My father probably also gets a pass, though a good doctor who was familiar with genetic cancer risk screening and had full knowledge of the family tree and medical history probably shoudl have suggested testing. Sister with breast cancer + pancreatic cancer as potential manifestation of BRCA2 mutation + two daughters who'd benefit from this information = probable screening recommendation. The problem is that my father was so secretive and cagey about, well, everything that I doubt there was ever any medical professional who actually knew all of those facts. And I don't think it ever would have occurred to my dad to consider testing; setting aside his overblown ego and machissmo, he probably had no idea about the pancreatic cancer/BRCA2 connection. I certainly didn't until a few months ago.

The cousin who helped me piece together our (paternal) family medical history does not know whether our aunt with breast cancer had BRCA screening, and it is unlikely that we will find out. I suspect she did not.

So it all boils down to two possible scenarios for me if I get tested. Positive? High risk for BRCA1- or BRCA2-specific nasty cancers. Negative? Considered high risk for ovarian, breast, and related cancers at least, because there could be some other genetic compenent and I have PCOS besides.
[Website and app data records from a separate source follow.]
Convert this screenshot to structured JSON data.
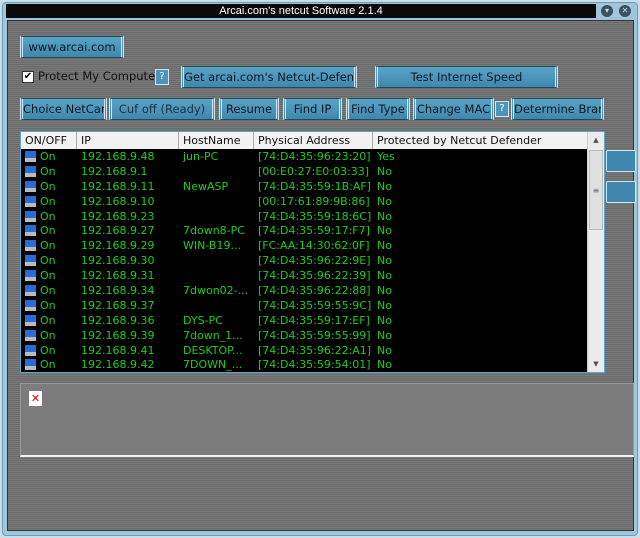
{
  "window": {
    "title": "Arcai.com's netcut Software 2.1.4"
  },
  "toolbar": {
    "website": "www.arcai.com",
    "protect_label": "Protect My Computer",
    "protect_checked": true,
    "help": "?",
    "get_defender": "Get arcai.com's Netcut-Defender",
    "test_speed": "Test Internet Speed",
    "choice_netcard": "Choice NetCard",
    "cut_off": "Cuf off (Ready)",
    "resume": "Resume",
    "find_ip": "Find IP",
    "find_type": "Find Type",
    "change_mac": "Change MAC",
    "determine_brand": "Determine Brand"
  },
  "table": {
    "columns": [
      "ON/OFF",
      "IP",
      "HostName",
      "Physical Address",
      "Protected by Netcut Defender"
    ],
    "rows": [
      [
        "On",
        "192.168.9.48",
        "jun-PC",
        "[74:D4:35:96:23:20]",
        "Yes"
      ],
      [
        "On",
        "192.168.9.1",
        "",
        "[00:E0:27:E0:03:33]",
        "No"
      ],
      [
        "On",
        "192.168.9.11",
        "NewASP",
        "[74:D4:35:59:1B:AF]",
        "No"
      ],
      [
        "On",
        "192.168.9.10",
        "",
        "[00:17:61:89:9B:86]",
        "No"
      ],
      [
        "On",
        "192.168.9.23",
        "",
        "[74:D4:35:59:18:6C]",
        "No"
      ],
      [
        "On",
        "192.168.9.27",
        "7down8-PC",
        "[74:D4:35:59:17:F7]",
        "No"
      ],
      [
        "On",
        "192.168.9.29",
        "WIN-B19...",
        "[FC:AA:14:30:62:0F]",
        "No"
      ],
      [
        "On",
        "192.168.9.30",
        "",
        "[74:D4:35:96:22:9E]",
        "No"
      ],
      [
        "On",
        "192.168.9.31",
        "",
        "[74:D4:35:96:22:39]",
        "No"
      ],
      [
        "On",
        "192.168.9.34",
        "7dwon02-...",
        "[74:D4:35:96:22:88]",
        "No"
      ],
      [
        "On",
        "192.168.9.37",
        "",
        "[74:D4:35:59:55:9C]",
        "No"
      ],
      [
        "On",
        "192.168.9.36",
        "DYS-PC",
        "[74:D4:35:59:17:EF]",
        "No"
      ],
      [
        "On",
        "192.168.9.39",
        "7down_1...",
        "[74:D4:35:59:55:99]",
        "No"
      ],
      [
        "On",
        "192.168.9.41",
        "DESKTOP...",
        "[74:D4:35:96:22:A1]",
        "No"
      ],
      [
        "On",
        "192.168.9.42",
        "7DOWN_...",
        "[74:D4:35:59:54:01]",
        "No"
      ]
    ]
  },
  "colors": {
    "row_text": "#1fcc1f",
    "button": "#4b95bb",
    "background": "#727272"
  }
}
I mean, sure, I guess I could be negative with two positive parents, dodging a major bullet, but we'll never know. So they may recommend against testing, but for some unidentifiable reason, that just makes me very nervous.

I don't know why. Shrodinger's cat is dead either way.


At 1:22 PM, December 22, 2009, Blogger Cegonha - Stork said...

This comment has been removed by a blog administrator.

At 2:32 PM, December 22, 2009, Anonymous Niecee Schonberger said...

I read your story and think you might like to know about Sharsheret, which is a national not-for-profit organization for Jewish women and their families facing breast or ovarian cancer. I’m a Genetic Counselor and Coordinator of Sharsheret’s Genetics for Life program. I speak to many women in situations similar to yours and I know they have been helped as they struggle with the same sorts of questions that you’ve expressed. I would really like the opportunity to speak with you over the phone and talk about your concerns. Please feel free to call me at (866-474-2774). We also have a blog at where you can find out more about our program and read some of the inspirational stories from the women of Sharsheret.

Niecee Schonberger, M.S., CGC

At 2:42 PM, December 22, 2009, Blogger Robber Barren said...

@Niecee - thanks for reaching out. I'm not looking for an additional counselor at this time, but maybe after tomorrow's appointment, after reuslts in January (if I get tested), or at some later date, I will be in touch.

At 11:08 PM, December 22, 2009, Blogger persephone said...

Ugh. You know most of this is not news to me, but the awfulness of the catch-22 hits me all over again.

I don't think anyone is going to not LET you get tested. (Except your insurance company, maybe? even they would probably have to concede that you qualify.) I do think they might argue against it. They might press you to articulate what exactly you would do differently if you got positive results vs. negative, given that you can't tell if the negative is a true one.

But "I just need to know" is a valid purpose, too. If that's what it comes down to, I think they would just want to make sure you're prepared for how disturbing both a positive & a negative result would be, each in its own way. Once you've been counseled, I don't see why anyone would stand in your way.

And even if it will make no practical difference for you, it could make a WORLD of difference for your kids. Right? An identified mutation would mean each of them could be free of this fear, if they tested negative for the same.

I doubt I'm telling you anything you don't know. Just wanted to register that I'm here listening, and I'm glad you're working your way through this no matter how scary it is.

Oh, and one more piece of info in case it helps: if your aunt's breast cancer was pre-menopausal, odds are much higher it was a BRCA mutation.

At 12:40 AM, August 22, 2010, Anonymous marie said...

Niice thank you Robber barren


Speak up!